↓
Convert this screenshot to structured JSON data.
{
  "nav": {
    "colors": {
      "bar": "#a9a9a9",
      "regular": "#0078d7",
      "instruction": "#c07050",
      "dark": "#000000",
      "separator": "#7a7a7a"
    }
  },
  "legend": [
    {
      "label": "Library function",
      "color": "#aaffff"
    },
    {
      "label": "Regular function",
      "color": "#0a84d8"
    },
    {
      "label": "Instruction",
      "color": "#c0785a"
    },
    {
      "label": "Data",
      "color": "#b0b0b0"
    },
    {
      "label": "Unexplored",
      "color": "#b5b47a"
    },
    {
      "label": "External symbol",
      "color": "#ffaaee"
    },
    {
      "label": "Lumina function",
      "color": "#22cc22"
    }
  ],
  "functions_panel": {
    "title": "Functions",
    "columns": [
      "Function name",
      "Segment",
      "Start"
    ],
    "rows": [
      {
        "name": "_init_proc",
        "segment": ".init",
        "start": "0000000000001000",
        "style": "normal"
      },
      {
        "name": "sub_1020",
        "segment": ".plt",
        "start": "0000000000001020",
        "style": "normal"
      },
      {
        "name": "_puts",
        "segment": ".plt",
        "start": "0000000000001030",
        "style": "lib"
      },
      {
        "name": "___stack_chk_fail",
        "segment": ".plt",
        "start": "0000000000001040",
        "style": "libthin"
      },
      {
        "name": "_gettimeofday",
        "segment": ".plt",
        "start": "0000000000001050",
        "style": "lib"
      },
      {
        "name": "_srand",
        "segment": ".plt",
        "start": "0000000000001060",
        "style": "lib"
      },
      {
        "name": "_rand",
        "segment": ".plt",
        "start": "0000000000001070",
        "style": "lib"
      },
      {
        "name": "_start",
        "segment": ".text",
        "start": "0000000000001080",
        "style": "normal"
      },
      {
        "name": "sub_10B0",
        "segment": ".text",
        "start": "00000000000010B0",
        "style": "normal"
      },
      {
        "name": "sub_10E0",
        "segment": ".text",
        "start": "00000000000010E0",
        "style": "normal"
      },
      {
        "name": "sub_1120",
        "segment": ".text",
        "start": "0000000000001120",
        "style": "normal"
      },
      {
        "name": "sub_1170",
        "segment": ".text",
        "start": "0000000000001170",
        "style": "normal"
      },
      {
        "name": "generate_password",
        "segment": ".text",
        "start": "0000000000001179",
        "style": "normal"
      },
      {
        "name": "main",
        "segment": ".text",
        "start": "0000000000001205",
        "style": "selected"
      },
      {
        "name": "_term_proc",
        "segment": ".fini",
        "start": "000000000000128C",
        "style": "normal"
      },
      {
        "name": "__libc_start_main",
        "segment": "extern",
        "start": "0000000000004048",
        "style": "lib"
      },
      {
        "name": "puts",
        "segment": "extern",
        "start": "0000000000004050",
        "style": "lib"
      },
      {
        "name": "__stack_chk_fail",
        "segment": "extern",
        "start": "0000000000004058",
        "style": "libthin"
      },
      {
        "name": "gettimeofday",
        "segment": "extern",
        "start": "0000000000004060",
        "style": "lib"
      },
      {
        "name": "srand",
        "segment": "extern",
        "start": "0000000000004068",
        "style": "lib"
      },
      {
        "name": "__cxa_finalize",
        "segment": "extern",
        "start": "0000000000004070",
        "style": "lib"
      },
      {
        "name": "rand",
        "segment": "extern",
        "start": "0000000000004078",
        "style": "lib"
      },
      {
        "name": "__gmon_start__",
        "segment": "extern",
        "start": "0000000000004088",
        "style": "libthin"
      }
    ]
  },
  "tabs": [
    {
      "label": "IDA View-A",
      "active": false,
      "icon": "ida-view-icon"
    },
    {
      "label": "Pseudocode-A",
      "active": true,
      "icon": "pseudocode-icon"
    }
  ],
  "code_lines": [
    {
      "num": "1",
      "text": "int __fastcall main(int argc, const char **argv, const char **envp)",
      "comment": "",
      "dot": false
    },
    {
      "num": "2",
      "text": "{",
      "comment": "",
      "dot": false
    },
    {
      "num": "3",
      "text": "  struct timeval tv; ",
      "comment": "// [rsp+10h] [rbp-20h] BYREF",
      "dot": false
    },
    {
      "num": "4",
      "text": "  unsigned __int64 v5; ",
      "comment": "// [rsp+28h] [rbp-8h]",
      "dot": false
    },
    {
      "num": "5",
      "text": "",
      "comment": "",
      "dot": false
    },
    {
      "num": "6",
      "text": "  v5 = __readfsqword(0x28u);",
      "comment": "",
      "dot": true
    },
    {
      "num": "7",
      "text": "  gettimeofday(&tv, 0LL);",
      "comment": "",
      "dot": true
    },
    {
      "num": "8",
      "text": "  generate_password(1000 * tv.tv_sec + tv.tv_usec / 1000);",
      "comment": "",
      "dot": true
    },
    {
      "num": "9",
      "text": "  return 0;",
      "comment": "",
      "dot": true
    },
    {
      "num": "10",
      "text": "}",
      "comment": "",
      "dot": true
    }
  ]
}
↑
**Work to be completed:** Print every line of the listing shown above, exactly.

**Output:**
Convert this screenshot to structured JSON data.
{
  "nav": {
    "colors": {
      "bar": "#a9a9a9",
      "regular": "#0078d7",
      "instruction": "#c07050",
      "dark": "#000000",
      "separator": "#7a7a7a"
    }
  },
  "legend": [
    {
      "label": "Library function",
      "color": "#aaffff"
    },
    {
      "label": "Regular function",
      "color": "#0a84d8"
    },
    {
      "label": "Instruction",
      "color": "#c0785a"
    },
    {
      "label": "Data",
      "color": "#b0b0b0"
    },
    {
      "label": "Unexplored",
      "color": "#b5b47a"
    },
    {
      "label": "External symbol",
      "color": "#ffaaee"
    },
    {
      "label": "Lumina function",
      "color": "#22cc22"
    }
  ],
  "functions_panel": {
    "title": "Functions",
    "columns": [
      "Function name",
      "Segment",
      "Start"
    ],
    "rows": [
      {
        "name": "_init_proc",
        "segment": ".init",
        "start": "0000000000001000",
        "style": "normal"
      },
      {
        "name": "sub_1020",
        "segment": ".plt",
        "start": "0000000000001020",
        "style": "normal"
      },
      {
        "name": "_puts",
        "segment": ".plt",
        "start": "0000000000001030",
        "style": "lib"
      },
      {
        "name": "___stack_chk_fail",
        "segment": ".plt",
        "start": "0000000000001040",
        "style": "libthin"
      },
      {
        "name": "_gettimeofday",
        "segment": ".plt",
        "start": "0000000000001050",
        "style": "lib"
      },
      {
        "name": "_srand",
        "segment": ".plt",
        "start": "0000000000001060",
        "style": "lib"
      },
      {
        "name": "_rand",
        "segment": ".plt",
        "start": "0000000000001070",
        "style": "lib"
      },
      {
        "name": "_start",
        "segment": ".text",
        "start": "0000000000001080",
        "style": "normal"
      },
      {
        "name": "sub_10B0",
        "segment": ".text",
        "start": "00000000000010B0",
        "style": "normal"
      },
      {
        "name": "sub_10E0",
        "segment": ".text",
        "start": "00000000000010E0",
        "style": "normal"
      },
      {
        "name": "sub_1120",
        "segment": ".text",
        "start": "0000000000001120",
        "style": "normal"
      },
      {
        "name": "sub_1170",
        "segment": ".text",
        "start": "0000000000001170",
        "style": "normal"
      },
      {
        "name": "generate_password",
        "segment": ".text",
        "start": "0000000000001179",
        "style": "normal"
      },
      {
        "name": "main",
        "segment": ".text",
        "start": "0000000000001205",
        "style": "selected"
      },
      {
        "name": "_term_proc",
        "segment": ".fini",
        "start": "000000000000128C",
        "style": "normal"
      },
      {
        "name": "__libc_start_main",
        "segment": "extern",
        "start": "0000000000004048",
        "style": "lib"
      },
      {
        "name": "puts",
        "segment": "extern",
        "start": "0000000000004050",
        "style": "lib"
      },
      {
        "name": "__stack_chk_fail",
        "segment": "extern",
        "start": "0000000000004058",
        "style": "libthin"
      },
      {
        "name": "gettimeofday",
        "segment": "extern",
        "start": "0000000000004060",
        "style": "lib"
      },
      {
        "name": "srand",
        "segment": "extern",
        "start": "0000000000004068",
        "style": "lib"
      },
      {
        "name": "__cxa_finalize",
        "segment": "extern",
        "start": "0000000000004070",
        "style": "lib"
      },
      {
        "name": "rand",
        "segment": "extern",
        "start": "0000000000004078",
        "style": "lib"
      },
      {
        "name": "__gmon_start__",
        "segment": "extern",
        "start": "0000000000004088",
        "style": "libthin"
      }
    ]
  },
  "tabs": [
    {
      "label": "IDA View-A",
      "active": false,
      "icon": "ida-view-icon"
    },
    {
      "label": "Pseudocode-A",
      "active": true,
      "icon": "pseudocode-icon"
    }
  ],
  "code_lines": [
    {
      "num": "1",
      "text": "int __fastcall main(int argc, const char **argv, const char **envp)",
      "comment": "",
      "dot": false
    },
    {
      "num": "2",
      "text": "{",
      "comment": "",
      "dot": false
    },
    {
      "num": "3",
      "text": "  struct timeval tv; ",
      "comment": "// [rsp+10h] [rbp-20h] BYREF",
      "dot": false
    },
    {
      "num": "4",
      "text": "  unsigned __int64 v5; ",
      "comment": "// [rsp+28h] [rbp-8h]",
      "dot": false
    },
    {
      "num": "5",
      "text": "",
      "comment": "",
      "dot": false
    },
    {
      "num": "6",
      "text": "  v5 = __readfsqword(0x28u);",
      "comment": "",
      "dot": true
    },
    {
      "num": "7",
      "text": "  gettimeofday(&tv, 0LL);",
      "comment": "",
      "dot": true
    },
    {
      "num": "8",
      "text": "  generate_password(1000 * tv.tv_sec + tv.tv_usec / 1000);",
      "comment": "",
      "dot": true
    },
    {
      "num": "9",
      "text": "  return 0;",
      "comment": "",
      "dot": true
    },
    {
      "num": "10",
      "text": "}",
      "comment": "",
      "dot": true
    }
  ]
}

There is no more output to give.